This week in Irving, Texas, transportation experts from the private and public sectors gathered for the Transportation and Infrastructure Summit. This year's theme, Modern Mobility: Advancing to the Future, reflects the need for transportation solutions that meet today's challenges and begin addressing tomorrow's needs.
At the summit, DOT leaders presented scenarios for improved transportation to seamlessly move people and goods while protecting our environment, reducing dependence on foreign oil, and creating jobs.
Karen Rae, Deputy Administrator of our Federal Railroad Administration, laid out this scene. Business owners in Raleigh will be able to board trains in the morning, check email and prepare for a full day of customer presentations, sail past DC’s infamous I-95 and Beltway gridlock and avoid the headaches of air travel, arrive on time, and transfer easily to Metro, streetcars, urban circulators, taxis or a car sharing service to reach their appointments throughout the Capital region. After a productive day, an afternoon train will take them back home in time for a late dinner with their families.
A successful day trip to and from a city hours away? Yes, under President Obama's vision for transportation, we can do this.
NHTSA Administrator David Strickland had his own vision. In that vision, gas prices in America stop eating up household budgets thanks to strong, but attainable fuel-economy standards put into place by the Obama Administration. Those include the first-ever fuel-economy standards for medium and heavy-duty trucks, saving America's truckers thousands of dollars every year.
Federal Highway Administrator Victor Mendez is similarly optimistic about the state of America's roadways. He presented a future where a community can replace 14 bridges along a heavily trafficked interstate highway in a single summer rather than the four years it used to take. He also sees a day when our roadways themselves will be safer and last longer using state of good repair approaches that actually cost less.
Can we do that? We already are.
At the summit, Craig Middlebrook, Deputy Administrator of the St. Lawrence Seaway Development Corporation, showed why investments in transportation infrastructure make sense. The Seaway's Asset Renewal Program has created jobs and already begun to improve the flow of cargo on that important waterway. The Seaway is a true asset that carries tens of millions of tons of cargo every navigation season in the most fuel-efficient way we have for moving goods: aboard ships.
These DOT leaders showed that a nation's investments in transportation pay valuable short and long-term dividends.
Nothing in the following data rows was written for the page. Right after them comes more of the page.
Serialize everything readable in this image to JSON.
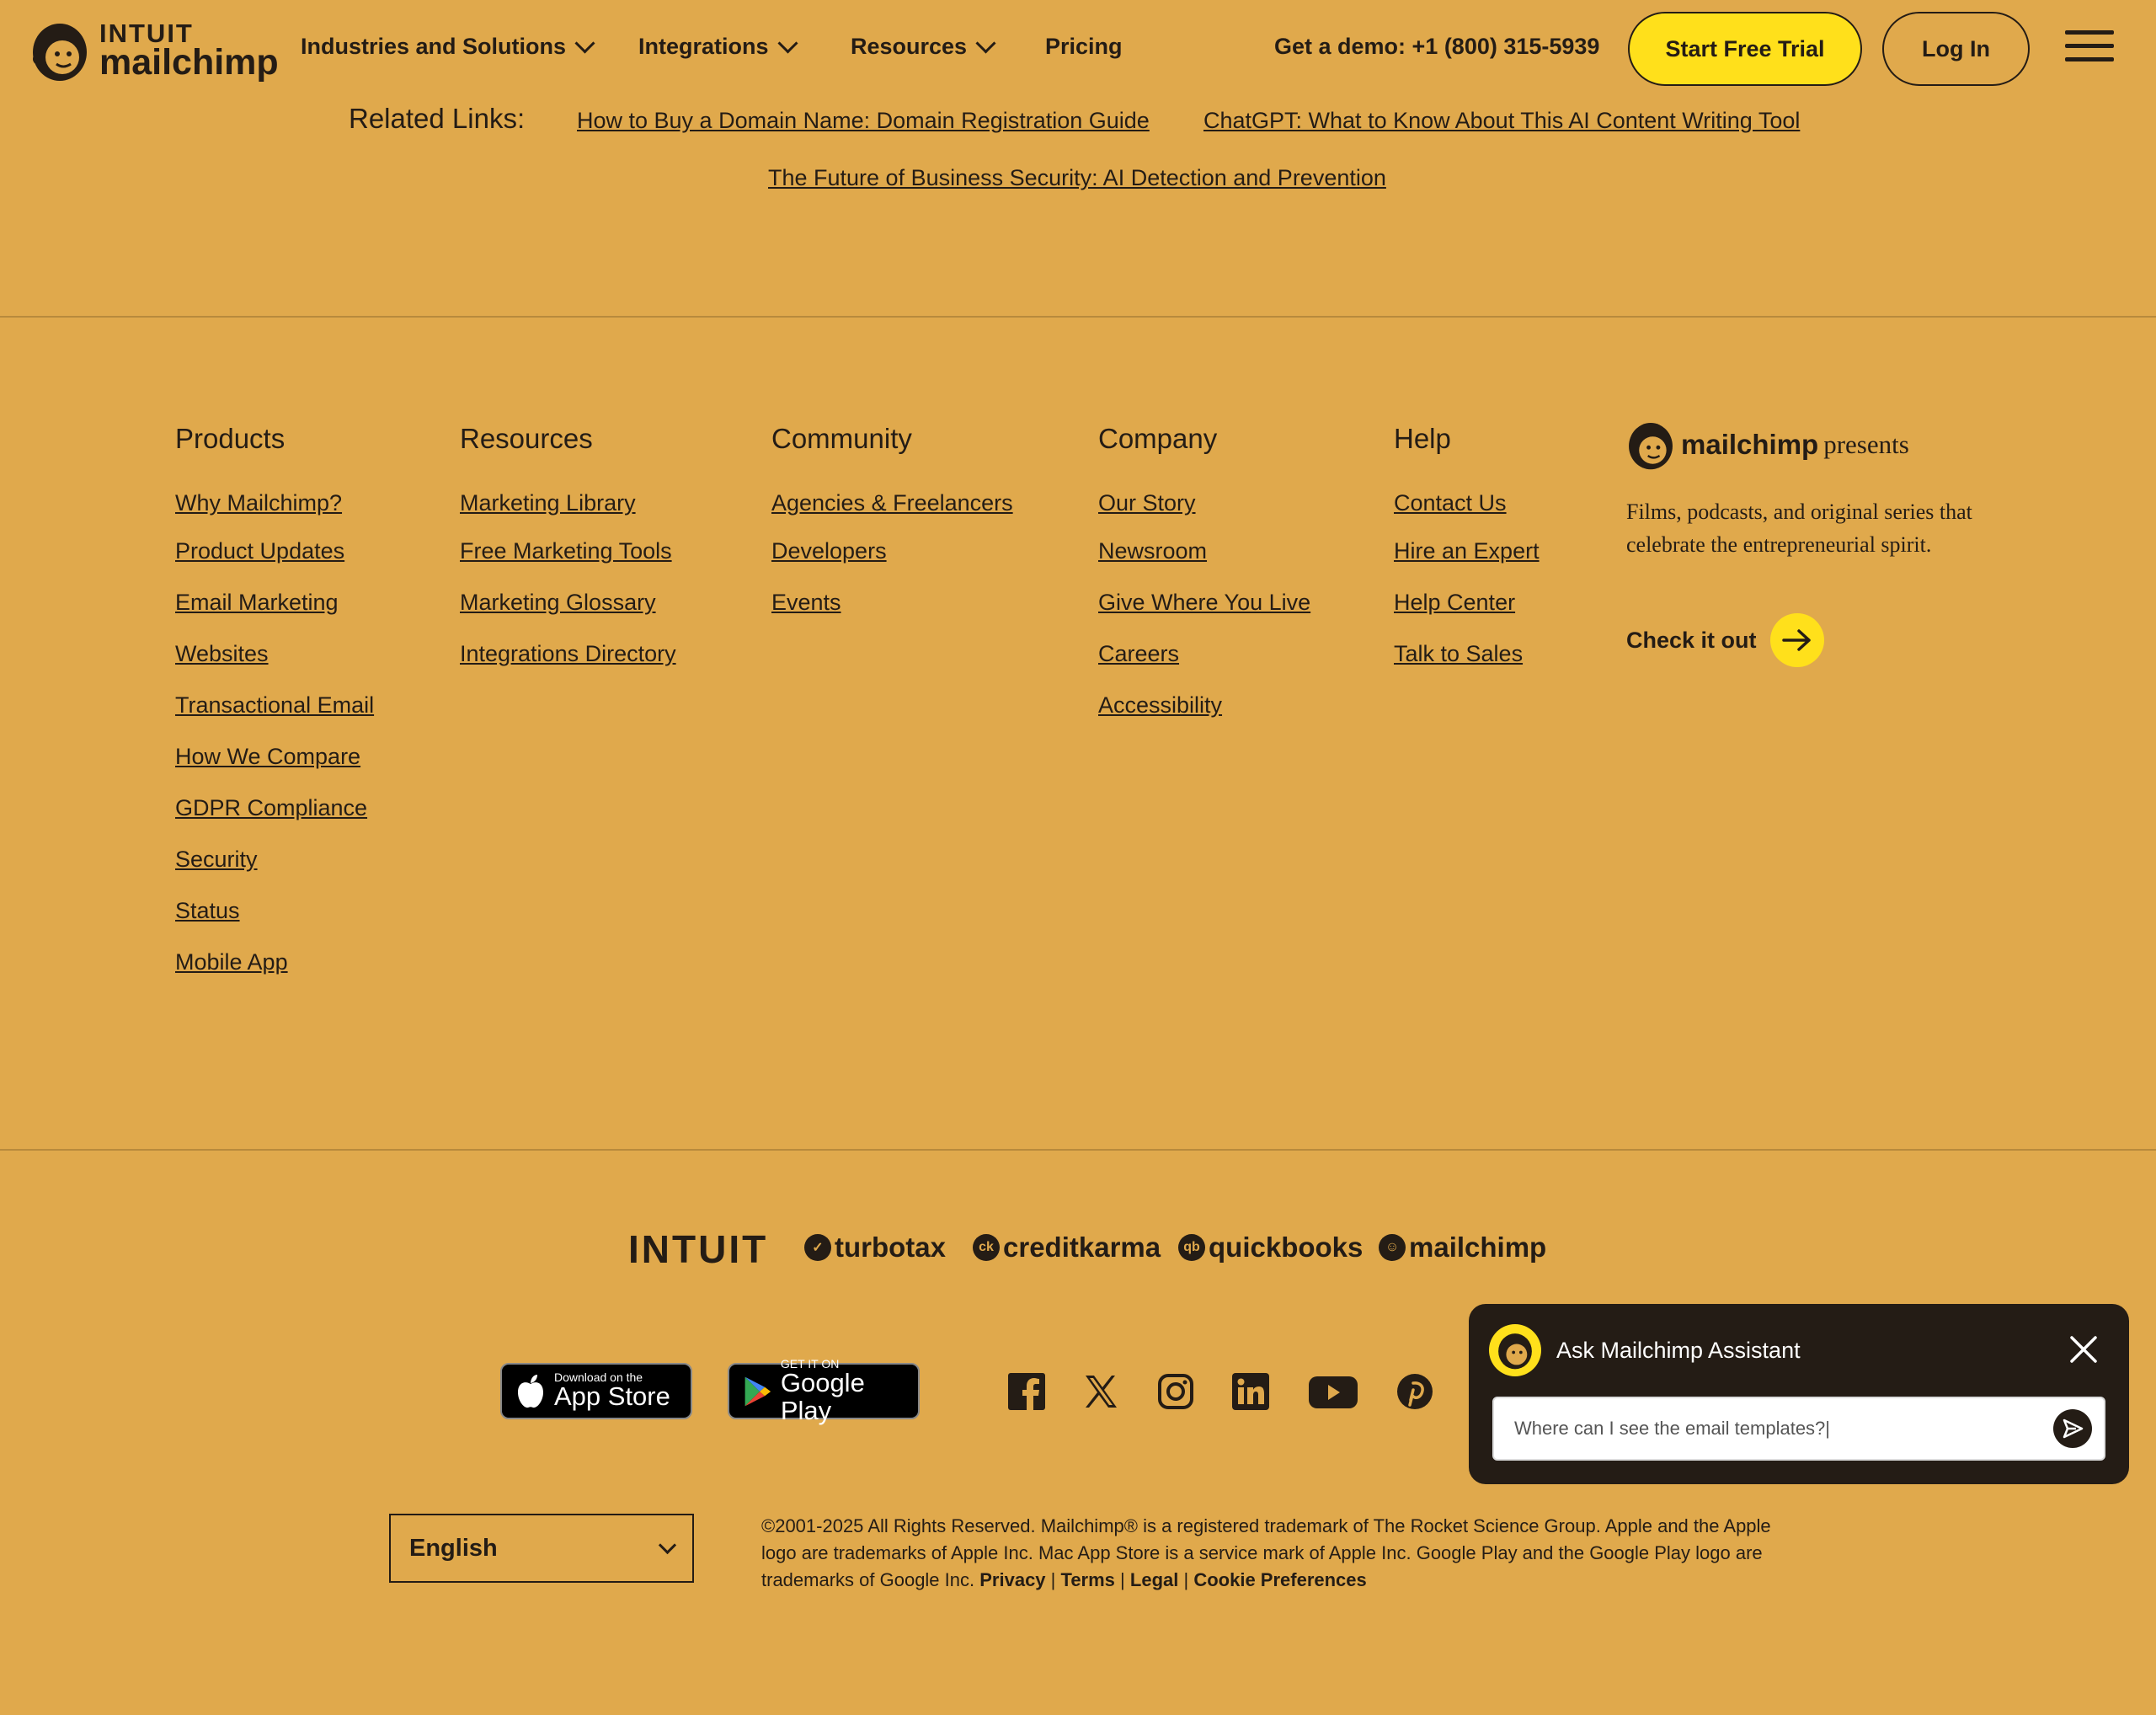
{
  "header": {
    "logo_top": "INTUIT",
    "logo_bottom": "mailchimp",
    "nav": [
      {
        "label": "Industries and Solutions"
      },
      {
        "label": "Integrations"
      },
      {
        "label": "Resources"
      },
      {
        "label": "Pricing"
      }
    ],
    "demo": "Get a demo: +1 (800) 315-5939",
    "trial_button": "Start Free Trial",
    "login_button": "Log In"
  },
  "related": {
    "title": "Related Links:",
    "links": [
      "How to Buy a Domain Name: Domain Registration Guide",
      "ChatGPT: What to Know About This AI Content Writing Tool",
      "The Future of Business Security: AI Detection and Prevention"
    ]
  },
  "footer": {
    "columns": [
      {
        "heading": "Products",
        "links": [
          "Why Mailchimp?",
          "Product Updates",
          "Email Marketing",
          "Websites",
          "Transactional Email",
          "How We Compare",
          "GDPR Compliance",
          "Security",
          "Status",
          "Mobile App"
        ]
      },
      {
        "heading": "Resources",
        "links": [
          "Marketing Library",
          "Free Marketing Tools",
          "Marketing Glossary",
          "Integrations Directory"
        ]
      },
      {
        "heading": "Community",
        "links": [
          "Agencies & Freelancers",
          "Developers",
          "Events"
        ]
      },
      {
        "heading": "Company",
        "links": [
          "Our Story",
          "Newsroom",
          "Give Where You Live",
          "Careers",
          "Accessibility"
        ]
      },
      {
        "heading": "Help",
        "links": [
          "Contact Us",
          "Hire an Expert",
          "Help Center",
          "Talk to Sales"
        ]
      }
    ],
    "presents": {
      "brand": "mailchimp",
      "word": "presents",
      "description": "Films, podcasts, and original series that celebrate the entrepreneurial spirit.",
      "cta": "Check it out"
    }
  },
  "brands": {
    "intuit": "INTUIT",
    "turbotax": "turbotax",
    "creditkarma": "creditkarma",
    "creditkarma_mark": "ck",
    "quickbooks": "quickbooks",
    "quickbooks_mark": "qb",
    "mailchimp": "mailchimp"
  },
  "stores": {
    "apple_small": "Download on the",
    "apple_big": "App Store",
    "google_small": "GET IT ON",
    "google_big": "Google Play"
  },
  "social_icons": [
    "facebook-icon",
    "x-icon",
    "instagram-icon",
    "linkedin-icon",
    "youtube-icon",
    "pinterest-icon"
  ],
  "language": {
    "selected": "English"
  },
  "legal": {
    "text": "©2001-2025 All Rights Reserved. Mailchimp® is a registered trademark of The Rocket Science Group. Apple and the Apple logo are trademarks of Apple Inc. Mac App Store is a service mark of Apple Inc. Google Play and the Google Play logo are trademarks of Google Inc.",
    "privacy": "Privacy",
    "terms": "Terms",
    "legal": "Legal",
    "cookies": "Cookie Preferences",
    "separator": "|"
  },
  "chat": {
    "title": "Ask Mailchimp Assistant",
    "input_value": "Where can I see the email templates?|"
  },
  "colors": {
    "background": "#e0a94c",
    "accent_yellow": "#ffe01b",
    "ink": "#241c15"
  }
}
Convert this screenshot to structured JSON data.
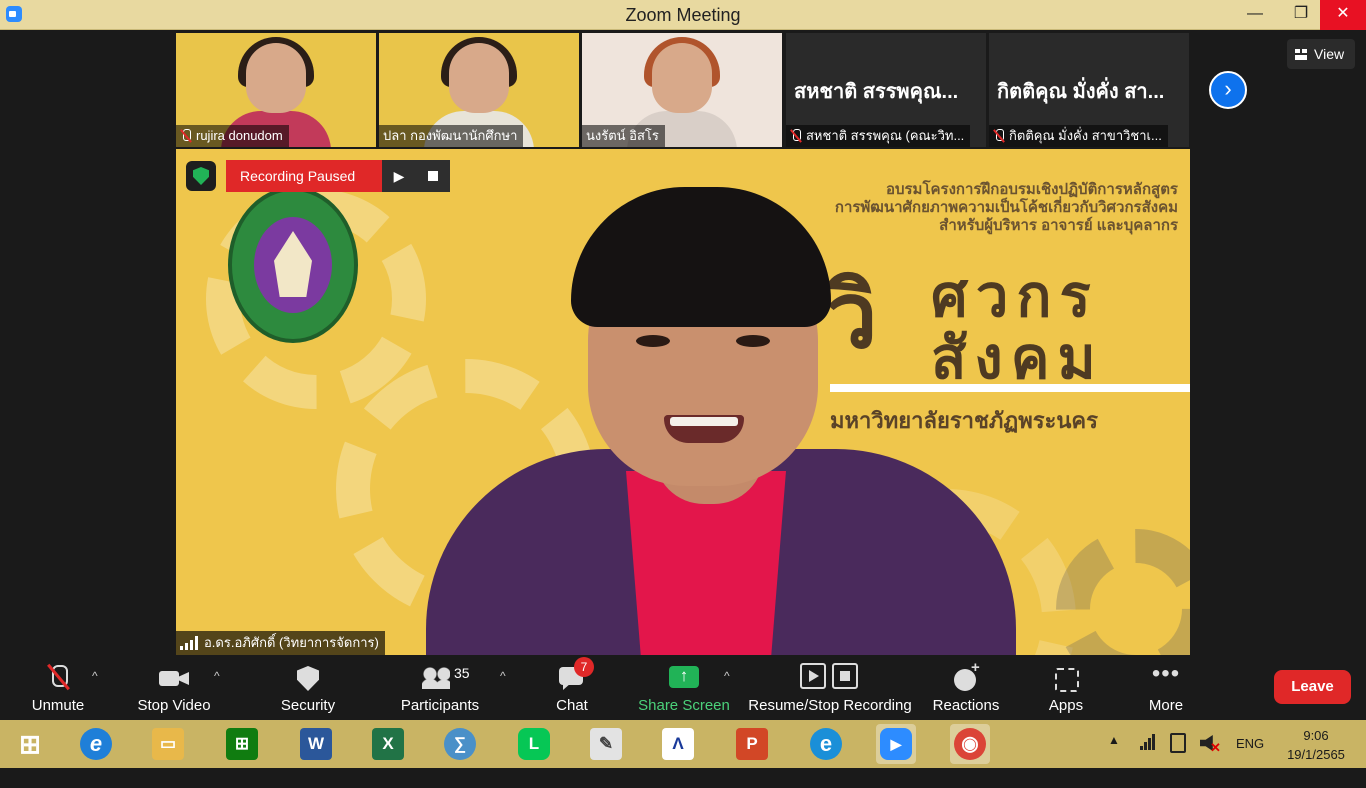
{
  "window": {
    "title": "Zoom Meeting",
    "min_glyph": "—",
    "max_glyph": "❐",
    "close_glyph": "✕"
  },
  "thumbnails": [
    {
      "name": "rujira donudom",
      "muted": true,
      "kind": "video"
    },
    {
      "name": "ปลา กองพัฒนานักศึกษา",
      "muted": false,
      "kind": "video"
    },
    {
      "name": "นงรัตน์ อิสโร",
      "muted": false,
      "kind": "video"
    },
    {
      "display": "สหชาติ สรรพคุณ...",
      "name": "สหชาติ สรรพคุณ (คณะวิท...",
      "muted": true,
      "kind": "name"
    },
    {
      "display": "กิตติคุณ  มั่งคั่ง สา...",
      "name": "กิตติคุณ  มั่งคั่ง สาขาวิชาเ...",
      "muted": true,
      "kind": "name"
    }
  ],
  "view_button": {
    "label": "View"
  },
  "next_page_glyph": "›",
  "recording": {
    "status": "Recording Paused",
    "play_glyph": "▶"
  },
  "banner": {
    "line1": "อบรมโครงการฝึกอบรมเชิงปฏิบัติการหลักสูตร",
    "line2": "การพัฒนาศักยภาพความเป็นโค้ชเกี่ยวกับวิศวกรสังคม",
    "line3": "สำหรับผู้บริหาร อาจารย์ และบุคลากร",
    "big_prefix": "วิ",
    "big_word1": "ศวกร",
    "big_word2": "สังคม",
    "university": "มหาวิทยาลัยราชภัฏพระนคร"
  },
  "active_speaker": {
    "name": "อ.ดร.อภิศักดิ์ (วิทยาการจัดการ)"
  },
  "toolbar": {
    "unmute": "Unmute",
    "stop_video": "Stop Video",
    "security": "Security",
    "participants": "Participants",
    "participant_count": "35",
    "chat": "Chat",
    "chat_badge": "7",
    "share_screen": "Share Screen",
    "resume_stop_recording": "Resume/Stop Recording",
    "reactions": "Reactions",
    "apps": "Apps",
    "more": "More",
    "more_glyph": "•••",
    "caret": "^",
    "leave": "Leave"
  },
  "taskbar": {
    "apps": [
      {
        "name": "start",
        "color": "#ffffff",
        "glyph": "⊞"
      },
      {
        "name": "internet-explorer",
        "color": "#1f7fd8",
        "glyph": "e"
      },
      {
        "name": "file-explorer",
        "color": "#e8b84a",
        "glyph": "▭"
      },
      {
        "name": "store",
        "color": "#107c10",
        "glyph": "⊞"
      },
      {
        "name": "word",
        "color": "#2b579a",
        "glyph": "W"
      },
      {
        "name": "excel",
        "color": "#217346",
        "glyph": "X"
      },
      {
        "name": "math-input",
        "color": "#4a90c8",
        "glyph": "∑"
      },
      {
        "name": "line",
        "color": "#06c755",
        "glyph": "L"
      },
      {
        "name": "paint",
        "color": "#e3e3e3",
        "glyph": "✎"
      },
      {
        "name": "lisrel",
        "color": "#ffffff",
        "glyph": "Λ"
      },
      {
        "name": "powerpoint",
        "color": "#d24726",
        "glyph": "P"
      },
      {
        "name": "edge",
        "color": "#1a8fd8",
        "glyph": "e"
      },
      {
        "name": "zoom",
        "color": "#2d8cff",
        "glyph": "▶"
      },
      {
        "name": "chrome",
        "color": "#db4437",
        "glyph": "◉"
      }
    ],
    "tray": {
      "arrow_glyph": "▲",
      "mute_glyph": "✕",
      "language": "ENG",
      "time": "9:06",
      "date": "19/1/2565"
    }
  }
}
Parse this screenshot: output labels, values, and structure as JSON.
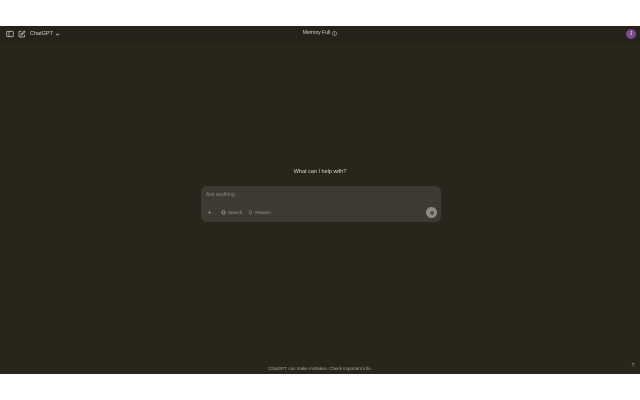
{
  "topbar": {
    "sidebar_toggle_icon": "sidebar-icon",
    "new_chat_icon": "compose-icon",
    "model_name": "ChatGPT",
    "model_chevron_icon": "chevron-down-icon",
    "title": "Memory Full",
    "title_info_icon": "info-icon",
    "avatar_initial": "J"
  },
  "main": {
    "greeting": "What can I help with?"
  },
  "composer": {
    "placeholder": "Ask anything",
    "plus_icon": "plus-icon",
    "search_label": "Search",
    "search_icon": "globe-icon",
    "reason_label": "Reason",
    "reason_icon": "lightbulb-icon",
    "voice_icon": "voice-wave-icon"
  },
  "footer": {
    "disclaimer": "ChatGPT can make mistakes. Check important info.",
    "help_label": "?"
  },
  "colors": {
    "background": "#29251a",
    "composer": "#3d3a33",
    "avatar": "#7a4a8e"
  }
}
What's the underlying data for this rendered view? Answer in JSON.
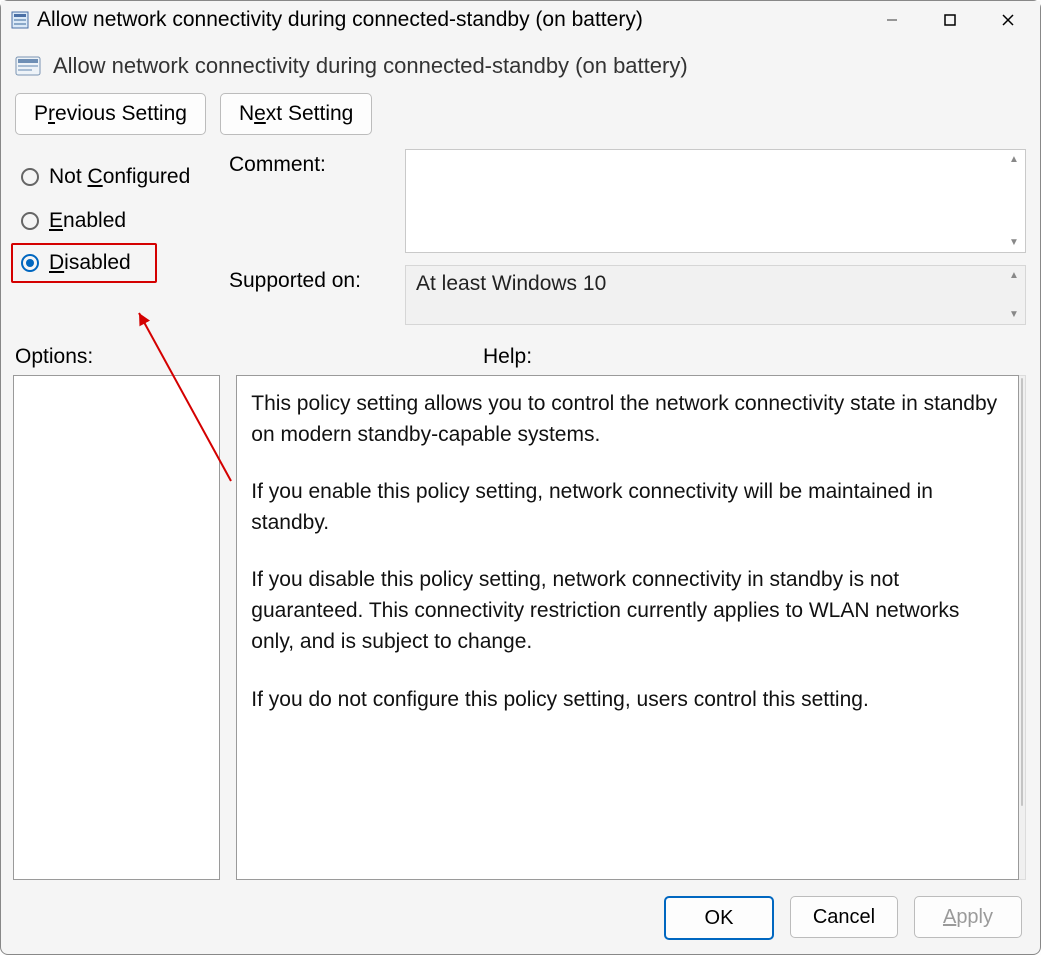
{
  "window": {
    "title": "Allow network connectivity during connected-standby (on battery)"
  },
  "header": {
    "policy_title": "Allow network connectivity during connected-standby (on battery)"
  },
  "nav": {
    "prev_pre": "P",
    "prev_accel": "r",
    "prev_post": "evious Setting",
    "next_pre": "N",
    "next_accel": "e",
    "next_post": "xt Setting"
  },
  "state": {
    "not_configured_pre": "Not ",
    "not_configured_accel": "C",
    "not_configured_post": "onfigured",
    "enabled_accel": "E",
    "enabled_post": "nabled",
    "disabled_accel": "D",
    "disabled_post": "isabled",
    "selected": "disabled"
  },
  "fields": {
    "comment_label": "Comment:",
    "comment_value": "",
    "supported_label": "Supported on:",
    "supported_value": "At least Windows 10"
  },
  "panes": {
    "options_label": "Options:",
    "help_label": "Help:",
    "help_paragraphs": [
      "This policy setting allows you to control the network connectivity state in standby on modern standby-capable systems.",
      "If you enable this policy setting, network connectivity will be maintained in standby.",
      "If you disable this policy setting, network connectivity in standby is not guaranteed. This connectivity restriction currently applies to WLAN networks only, and is subject to change.",
      "If you do not configure this policy setting, users control this setting."
    ]
  },
  "footer": {
    "ok": "OK",
    "cancel": "Cancel",
    "apply_accel": "A",
    "apply_post": "pply"
  },
  "annotation": {
    "highlight_target": "disabled-radio"
  }
}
The experts who attended the Transportation and Infrastructure Summit this week know that America cannot afford to ignore those benefits.